- He caught the bus after the party. (Q: Caught what? A: the bus. This is a transitive verb. It has a direct object.)
- He disappeared after the party. (Q: Disappeared what? That doesn't make sense. You can't disappear something. This is an intransitive verb. It can't take a direct object.)
Examples of Intransitive VerbsHere are some more examples of intransitive verbs. With each example, if you read the verb (shaded) aloud and ask "what?", there will be no answer. There is no answer because there is no direct object. These verbs are all intransitive.
- Every single person voted.
- The jackdaws roost in these trees.
- The crowd demonstrated outside the theatre. (In this example, demonstrated is an intransitive verb. However, to demonstrate can be used transitively too, e.g., He demonstrated a karate chop to the class.)
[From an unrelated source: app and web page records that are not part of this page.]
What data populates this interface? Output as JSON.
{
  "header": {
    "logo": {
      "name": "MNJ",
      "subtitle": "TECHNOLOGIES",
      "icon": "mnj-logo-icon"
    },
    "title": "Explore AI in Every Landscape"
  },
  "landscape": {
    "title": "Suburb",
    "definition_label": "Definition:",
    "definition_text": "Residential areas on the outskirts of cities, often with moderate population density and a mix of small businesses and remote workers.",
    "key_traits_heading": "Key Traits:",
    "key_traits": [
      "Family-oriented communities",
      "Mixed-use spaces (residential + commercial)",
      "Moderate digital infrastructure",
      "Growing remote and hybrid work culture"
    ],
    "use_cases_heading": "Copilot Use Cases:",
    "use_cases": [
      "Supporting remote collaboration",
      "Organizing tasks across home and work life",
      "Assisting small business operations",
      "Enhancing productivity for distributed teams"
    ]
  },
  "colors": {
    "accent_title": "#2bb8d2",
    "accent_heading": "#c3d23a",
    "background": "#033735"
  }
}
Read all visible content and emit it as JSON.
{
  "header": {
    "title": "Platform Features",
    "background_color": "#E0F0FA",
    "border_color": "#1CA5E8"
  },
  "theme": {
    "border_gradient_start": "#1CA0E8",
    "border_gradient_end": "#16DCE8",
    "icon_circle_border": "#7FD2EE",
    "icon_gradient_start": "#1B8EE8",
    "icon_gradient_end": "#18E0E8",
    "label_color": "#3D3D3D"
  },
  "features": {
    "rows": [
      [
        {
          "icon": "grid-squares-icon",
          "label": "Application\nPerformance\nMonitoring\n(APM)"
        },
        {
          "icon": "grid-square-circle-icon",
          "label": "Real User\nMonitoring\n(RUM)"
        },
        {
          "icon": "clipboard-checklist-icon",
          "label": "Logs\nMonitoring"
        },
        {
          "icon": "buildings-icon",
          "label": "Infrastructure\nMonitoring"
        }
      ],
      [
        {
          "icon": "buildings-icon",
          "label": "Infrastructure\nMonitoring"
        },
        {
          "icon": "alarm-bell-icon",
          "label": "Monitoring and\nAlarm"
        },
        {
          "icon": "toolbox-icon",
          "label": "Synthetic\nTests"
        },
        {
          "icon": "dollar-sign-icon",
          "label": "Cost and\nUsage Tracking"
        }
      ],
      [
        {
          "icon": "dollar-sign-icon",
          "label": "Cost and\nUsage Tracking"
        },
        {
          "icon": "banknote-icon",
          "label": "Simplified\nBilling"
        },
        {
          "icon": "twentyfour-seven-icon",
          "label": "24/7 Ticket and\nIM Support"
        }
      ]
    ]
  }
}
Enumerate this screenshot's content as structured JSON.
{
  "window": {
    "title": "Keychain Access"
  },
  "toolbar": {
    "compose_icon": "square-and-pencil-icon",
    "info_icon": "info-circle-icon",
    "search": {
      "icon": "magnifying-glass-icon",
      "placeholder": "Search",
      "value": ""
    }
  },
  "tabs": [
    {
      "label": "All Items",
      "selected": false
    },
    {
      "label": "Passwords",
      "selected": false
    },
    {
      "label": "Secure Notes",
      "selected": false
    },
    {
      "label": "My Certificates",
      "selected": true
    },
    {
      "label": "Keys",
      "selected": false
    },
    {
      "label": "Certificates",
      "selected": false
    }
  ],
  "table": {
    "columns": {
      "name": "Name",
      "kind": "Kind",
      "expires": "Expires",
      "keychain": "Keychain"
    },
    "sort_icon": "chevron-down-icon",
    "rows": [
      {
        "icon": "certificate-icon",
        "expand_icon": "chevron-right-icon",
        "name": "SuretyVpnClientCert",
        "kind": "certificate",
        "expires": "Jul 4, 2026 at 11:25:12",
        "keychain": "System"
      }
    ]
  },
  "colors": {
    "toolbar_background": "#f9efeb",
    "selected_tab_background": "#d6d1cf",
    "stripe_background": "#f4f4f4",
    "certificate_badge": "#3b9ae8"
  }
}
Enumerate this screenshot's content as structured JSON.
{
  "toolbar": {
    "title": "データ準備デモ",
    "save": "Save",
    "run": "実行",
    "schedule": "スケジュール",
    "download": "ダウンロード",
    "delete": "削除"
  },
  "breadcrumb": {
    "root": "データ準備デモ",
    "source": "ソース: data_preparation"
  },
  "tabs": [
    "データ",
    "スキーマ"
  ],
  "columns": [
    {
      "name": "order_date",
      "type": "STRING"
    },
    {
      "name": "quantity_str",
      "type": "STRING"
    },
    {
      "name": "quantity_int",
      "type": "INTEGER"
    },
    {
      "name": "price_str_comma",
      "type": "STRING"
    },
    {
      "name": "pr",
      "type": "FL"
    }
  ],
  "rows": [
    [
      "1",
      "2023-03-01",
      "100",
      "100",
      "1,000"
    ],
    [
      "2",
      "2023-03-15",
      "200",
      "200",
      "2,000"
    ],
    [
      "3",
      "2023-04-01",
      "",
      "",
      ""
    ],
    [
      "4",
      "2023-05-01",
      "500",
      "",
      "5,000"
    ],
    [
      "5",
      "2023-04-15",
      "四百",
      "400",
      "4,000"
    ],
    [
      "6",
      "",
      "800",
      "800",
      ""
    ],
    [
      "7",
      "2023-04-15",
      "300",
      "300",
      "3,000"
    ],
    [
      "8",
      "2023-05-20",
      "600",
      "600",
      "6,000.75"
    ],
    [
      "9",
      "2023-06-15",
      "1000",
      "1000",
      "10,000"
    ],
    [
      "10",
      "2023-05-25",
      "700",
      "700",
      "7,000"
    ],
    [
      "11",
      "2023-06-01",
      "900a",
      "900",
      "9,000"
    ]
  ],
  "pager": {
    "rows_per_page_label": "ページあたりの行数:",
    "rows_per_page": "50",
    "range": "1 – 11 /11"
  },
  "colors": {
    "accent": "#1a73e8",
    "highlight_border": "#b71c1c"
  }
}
Examples of Verbs That Are Transitive and IntransitiveSome verbs can be transitive and intransitive. For example:
- Mel walks for miles. (As walks is not being done to anything, this verb is intransitive.)
- Mel walks the dog for miles (This time, walks does have a direct object (the dog). Therefore, it is transitive. Some verbs can be both intransitive and transitive, depending on the precise meaning.)
- The apes played in the woods. (intransitive)
- The apes played hide and seek in the woods. (transitive)
(Q: played what? A: hide and seek.)
Common Intransitive VerbsHere is a list of common intransitive verbs:
|to agree||can also be transitive (e.g., to agree a point)|
|to play||can also be transitive (e.g., to play a tune)|
|to run||can also be transitive (e.g., to run a mile)|
|to walk||can also be transitive (e.g., to walk the dog)|
|to eat||can also be transitive (e.g., to eat a cake)|
|to demonstrate||can also be transitive (e.g., to demonstrate a skill)|
|to sit||can also be transitive (e.g., to sit a child)|
|to stand||can also be transitive (e.g., to stand a lamp)|
Intransitive Verbs Do Not Have a Passive FormAs an intransitive verb cannot take a direct object, there is no passive form. For example:
- She fell. (The verb fell (from to fall) is intransitive.)
- She was fallen. (There is no passive version of to fall.)
- The event happened at 6 o'clock. (The verb happened (from to happen) is intransitive.)
- The event was happened at 6 o'clock. (There is no passive version of to happen.)
- The man baked a cake. (The verb baked (from to bake) is transitive.)
- A cake was baked by the man. (You can have a passive version with a transitive verb.)
What Does "Intransitive" Mean?The word "intransitive" means "not transitive." So, to understand what "intransitive" means, we need to know what "transitive" means. A transitive verb gets its name from the idea that the action must transition through the verb to an object in order to complete the meaning.
- James bought. (incomplete) (When the action does not transition through the verb to an object, the meaning is incomplete.)
- James bought a carpet. (In this example, the action of the verb bought has transitioned to a direct object (the carpet), and the meaning is now complete.)
- James snores. (Snores is intransitive. An intransitive verb only involves the subject.)